The table should be festively bedecked with a nice tablecloth and candles. Wash for bread or  challah, and enjoy a meal featuring meat, wine and plenty of Jewish songs, words of Torah and joyous Purim spirit. Sing, drink, laugh, have fun together.



Special Prayers

On Purim, we include the brief V’al Hanissim section in all the day’s prayers, as well as in the day’sGrace after Meals. This prayer describes the Purim story and thanks G‑d for the “miracles, redemptions, mighty deeds, saving acts and wonders” that He wrought for our ancestors on this day many years ago.

In the morning service there is a special Torah reading (Exodus 17:8–16), describing the battle Joshua waged against Amalek—Haman’s ancestral nation—almost one thousand years before the Purim events unfolded.





On Purim, children—and some adventurous adults too—traditionally dress in costumes, an allusion to G‑d’s hand in the Purim miracle, which was disguised by natural events. Make sure your children masquerade as good, cheerful characters, such as Mordechai and Esther.

Dress up your kids before taking them to the synagogue for the Megillah reading. Many synagogues have a masquerade party, along with prizes for the children, during or after the Megillah reading.




Pre- and Post-Purim Observances

Torah Reading of Zachor

On the Shabbat before Purim, a special reading is held in the synagogue. We read the Torah section called Zachor (“Remember”), in which we are enjoined to remember the deeds of (the nation of) Amalek (Haman’s ancestor), who sought to destroy the Jewish people.

The Fast of Esther

To commemorate the prayer and fasting that the Jewish people held during the Purim story, we fast on the day before Purim. This year we fast on Wednesday, February 28. The fast begins approximately an hour before sunrise, and lasts until nightfall. Click here for exact times.

The “Half Coins” (Machatzit HaShekel)

It is a tradition to give three coins in “half” denominations—e.g., three half-dollar coins—to charity, to commemorate the half-shekel that each Jew contributed as his share in the communal offerings in the time of the HolyTemple. This custom, usually performed in the synagogue, is done on the afternoon of the “Fast of Esther,” or before the reading of the Megillah.

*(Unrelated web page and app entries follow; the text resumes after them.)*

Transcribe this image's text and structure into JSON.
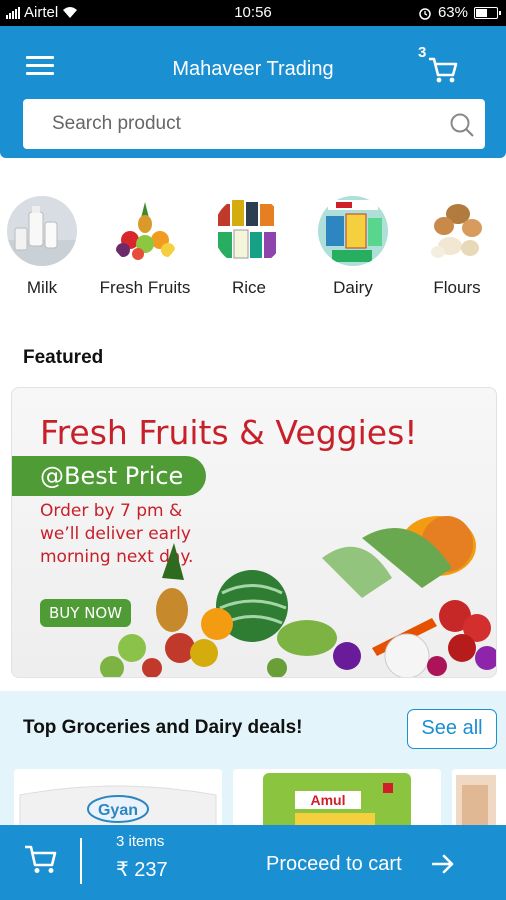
{
  "status_bar": {
    "carrier": "Airtel",
    "time": "10:56",
    "battery": "63%",
    "battery_level": 0.63
  },
  "header": {
    "title": "Mahaveer Trading",
    "cart_count": "3"
  },
  "search": {
    "placeholder": "Search product"
  },
  "categories": [
    {
      "label": "Milk",
      "icon": "milk-bottles-icon"
    },
    {
      "label": "Fresh Fruits",
      "icon": "fruit-basket-icon"
    },
    {
      "label": "Rice",
      "icon": "rice-packs-icon"
    },
    {
      "label": "Dairy",
      "icon": "dairy-products-icon"
    },
    {
      "label": "Flours",
      "icon": "flour-icon"
    }
  ],
  "featured": {
    "title": "Featured",
    "banner": {
      "headline": "Fresh Fruits & Veggies!",
      "price_tag": "@Best Price",
      "subtext": "Order by 7 pm & we’ll deliver early morning next day.",
      "button": "BUY NOW",
      "colors": {
        "headline": "#c8202a",
        "green": "#4f9b35"
      }
    }
  },
  "deals": {
    "title": "Top Groceries and Dairy deals!",
    "see_all": "See all",
    "products": [
      {
        "brand": "Gyan"
      },
      {
        "brand": "Amul"
      }
    ]
  },
  "bottom_bar": {
    "items": "3 items",
    "total": "₹ 237",
    "proceed": "Proceed to cart"
  },
  "colors": {
    "primary": "#1a8fd1",
    "deals_bg": "#e3f5fb"
  }
}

Shushan Purim

In certain ancient walled cities—Jerusalem is the primary example—Purim is observed not on the 14th of Adar (the date of its observance everywhere else), but on the 15th of Adar. This is to commemorate that fact that in the ancient walled city of Shushan, where the battles between the Jews and their enemies extended for an additional day, the original Purim celebration was held on the 15th of Adar.

The 15th of Adar is thus called “Shushan Purim,” and is a day of joy and celebration also in those places where it is not observed as the actual Purim.








Purim megasite
Purim guide
Purim Story
Insights & Inspiration
Kids Site
Uptown Chabad Lubavitch• Email: [email protected]• Phone: 416-635-9696 • www.UptownChabad.com